All of the raised beds in the front are IN!! It was an intense day, building into the evening just to get everything done. After about 10 hours of sawing and drilling and measuring and leveling, they were finally finished. It was one of those days that had to be ended with a cold beer in a hot shower.
The bottom of each bed is lined with ground covering to prevent weeds. The beds will be filled with soil and soon will be ready to be planted!
The greenhouse is changing every day. My fava bean seeds have sprouted and are looking forward to being planted in their permanent home in the beds out front.
“Peace is a daily, a weekly, a monthly process, gradually changing opinions, slowly eroding old barriers, quietly building new structures.”
~ John F. Kennedy
A lot of it actually! I received my delivery of lumber today. It was pretty comical to watch the forklift snake its way through the back alley to the rear of the house. I wonder how long it took him to get from Home Depot on a forklift?
The drop off went pretty smoothly due largely in part to the back gate that opens to the alley.
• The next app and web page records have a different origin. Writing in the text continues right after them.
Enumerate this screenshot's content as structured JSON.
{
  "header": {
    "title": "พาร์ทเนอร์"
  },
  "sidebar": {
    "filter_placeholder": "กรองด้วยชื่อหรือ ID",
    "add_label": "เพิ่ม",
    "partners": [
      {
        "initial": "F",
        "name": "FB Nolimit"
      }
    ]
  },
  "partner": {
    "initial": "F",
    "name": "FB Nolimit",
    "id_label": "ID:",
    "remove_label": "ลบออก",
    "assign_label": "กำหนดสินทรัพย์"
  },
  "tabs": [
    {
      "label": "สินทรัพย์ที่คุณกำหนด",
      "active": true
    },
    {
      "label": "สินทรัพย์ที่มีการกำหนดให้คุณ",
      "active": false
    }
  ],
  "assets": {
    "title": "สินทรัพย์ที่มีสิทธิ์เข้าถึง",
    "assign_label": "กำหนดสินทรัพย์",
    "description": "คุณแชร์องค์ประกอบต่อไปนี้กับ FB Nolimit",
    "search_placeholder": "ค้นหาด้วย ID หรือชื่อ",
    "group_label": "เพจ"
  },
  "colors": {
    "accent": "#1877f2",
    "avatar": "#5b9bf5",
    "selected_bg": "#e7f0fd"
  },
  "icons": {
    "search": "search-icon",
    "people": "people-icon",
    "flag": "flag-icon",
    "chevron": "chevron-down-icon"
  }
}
The carport back here is still a work in progress, but it was nice to have a place to keep the wood dry as we had some light showers that morning.
Next step, constructing the frames for the raised beds. Time to get rid of this wood like a …(insert cold pool joke here)
“Whatever good things we build end up building us.”
The last two days saw some big changes in the front yard of the garden site. I removed all of the existing plants and grated down the hills of dirt.
Before & after
I have to say, I was not able to accomplish this big task alone. The owner of the home had a friend and his daughter visiting from Virginia on vacation. They saw what I was doing and offered to help. They were amazing! SUCH a big help. Mark busted out the chainsaw and, with the help of Julio (another garden helper), they were able to get this giant stump out. And Camille was a pro with the rake!
It is humbling that complete strangers were willing to put in a few hours of hard labor for nothing in return. I think I would still be out there trying to figure out how to get that stump up.
Now that everything is level I can start staking off the borders for the raised bed locations and take measurements for lumber.
“A single act of kindness throws out roots in all directions, and the roots spring up and make new trees. The greatest work that kindness does to others is that it makes them kind themselves.”